On-demand collateral requirements calculation

Some assets have a lower standard deviation, and their collateral requirements will be smaller. Other assets have a higher standard deviation, which leads to higher collateral requirements.

Collateralization parameters cannot be something static, fixed in the smart contracts, but need to be continuously re-calculated. If this is not the case, then the mitigation is to increase the collateral for any eventuality.

Loss provisions funds

Compounds and Maker’s approach is to over-collateralize for avoiding the worst market dynamics. But the other approach would be to use Loss Provision Funds to protect against adverse market dynamics.

If one can use only over-collateralization, one has to prepare for the worst-case for every loan – i.e., for the non-paying borrower and the collateral value flash crash.

If one would use over-collateralization plus loss provision funds, then the over-collateralization could cover 2-sigma events, and after that, the loss provision fund would take over. The result would be increasing the borrower’s capability to borrow.

Crypto Credit Score

DeFi systems are not using crypto credit scores for borrowers. There are no systems available, which would provide credit score data; from the other side, the DeFi systems are avoiding collecting/analyzing any user data.

However, having a crypto credit score would allow us to separate good risks from less good risks. A good risk would get a better collateral ratio and vice versa. Crypto credit score allows the users to monetize their data – a good crypto credit score, which is possible after opening up their data, would result in better borrowing conditions.

Additionally, the crypto credit score would enable a diversified approach to collateral handling. In the case of good crypto credit scores, one doesn’t need to rush into the collateral liquidation during flash crashes. However, in case of a bad crypto credit score or not opening up his data, one would need to liquidate the collateral during a flash crash. 

Legal contracts and the NPL process

In traditional finance, we have legal contracts. If the debtor fails to meet his obligations, then the NPL (Non-Performing Loan process) will be started. Usually, the loan originator will sell the debt to the debt collection agencies, which pay 5% – 20% of the amount owed. Debt collection agencies continue then with the NPL process against the borrowers.

Using the NPL process would require KYC. Many DeFi products see KYC as something they should not follow. However, as KYC is the law in practically all countries, we can forecast that most of the DeFi products start to use KYC.’s approach to low collateral ratio collateral requirements are by factor 2 – 2.5 lower than the MakerDAO or Compound collateral ratios. approach and collateralization ratio
Collateral ratio comparisons

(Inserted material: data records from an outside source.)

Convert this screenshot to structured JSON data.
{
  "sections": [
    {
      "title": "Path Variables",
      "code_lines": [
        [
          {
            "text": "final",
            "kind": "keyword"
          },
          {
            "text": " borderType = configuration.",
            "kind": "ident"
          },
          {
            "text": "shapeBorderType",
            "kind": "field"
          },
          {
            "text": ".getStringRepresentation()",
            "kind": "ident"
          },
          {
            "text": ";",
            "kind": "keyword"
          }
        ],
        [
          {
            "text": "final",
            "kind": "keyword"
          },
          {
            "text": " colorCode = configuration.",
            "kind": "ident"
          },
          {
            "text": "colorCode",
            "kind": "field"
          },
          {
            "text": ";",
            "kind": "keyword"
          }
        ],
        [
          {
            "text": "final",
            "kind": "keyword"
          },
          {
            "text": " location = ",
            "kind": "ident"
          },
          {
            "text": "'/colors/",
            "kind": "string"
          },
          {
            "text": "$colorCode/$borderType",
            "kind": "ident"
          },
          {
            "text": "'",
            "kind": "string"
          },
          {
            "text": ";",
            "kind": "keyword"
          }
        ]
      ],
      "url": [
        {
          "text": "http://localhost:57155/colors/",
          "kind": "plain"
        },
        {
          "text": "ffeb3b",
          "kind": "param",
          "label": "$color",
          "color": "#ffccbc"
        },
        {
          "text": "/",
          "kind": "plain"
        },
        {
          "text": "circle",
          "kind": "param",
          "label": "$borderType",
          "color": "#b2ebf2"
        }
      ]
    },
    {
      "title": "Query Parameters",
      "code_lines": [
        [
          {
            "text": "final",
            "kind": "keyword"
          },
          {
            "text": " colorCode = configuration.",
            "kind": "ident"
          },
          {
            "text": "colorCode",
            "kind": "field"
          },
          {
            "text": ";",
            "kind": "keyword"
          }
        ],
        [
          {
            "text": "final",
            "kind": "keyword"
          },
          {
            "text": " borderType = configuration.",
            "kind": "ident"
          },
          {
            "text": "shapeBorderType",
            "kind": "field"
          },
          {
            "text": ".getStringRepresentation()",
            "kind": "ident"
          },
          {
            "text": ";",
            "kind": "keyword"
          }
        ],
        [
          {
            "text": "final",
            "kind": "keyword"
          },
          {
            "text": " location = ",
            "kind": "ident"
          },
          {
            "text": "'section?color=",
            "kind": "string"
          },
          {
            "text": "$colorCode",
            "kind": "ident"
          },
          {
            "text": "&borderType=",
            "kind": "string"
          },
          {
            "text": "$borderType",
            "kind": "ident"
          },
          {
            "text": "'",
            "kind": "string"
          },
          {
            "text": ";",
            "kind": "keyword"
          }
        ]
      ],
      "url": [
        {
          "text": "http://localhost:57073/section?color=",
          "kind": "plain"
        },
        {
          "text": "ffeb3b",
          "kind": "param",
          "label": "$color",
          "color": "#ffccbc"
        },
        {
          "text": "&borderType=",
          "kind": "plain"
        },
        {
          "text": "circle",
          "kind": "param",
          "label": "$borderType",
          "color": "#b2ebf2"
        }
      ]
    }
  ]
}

The low collateral ratio is achieved via:

  1. Fixed loan maturities
  2. On-demand collateral requirements calculation
  3. Loss provision funds
  4. Crypto Credit Score
  5. Legally enforceable contracts

The low collateral ratio means the borrower can borrow more against his collateral, i.e., he will increase his capability to borrow.

Capability to Borrow (collateralization ratio)
Capability to Borrow

The lenders have unique features: the tokenization and transferability of their credit, which enables immediate liquidity to the lenders. And they have the capability to define private fixed-income funds: ecosystem ecosystem


The respective business models drive current high collateral ratios. If we adjust these business models, then the outcome might be better collateral ratios for the borrowers.

This results in the borrower’s increased capability to borrow. As the crypto lending market has a lot of loan supply but less loan demand, this will give a competitive advantage to the platforms with a low collateral ratio.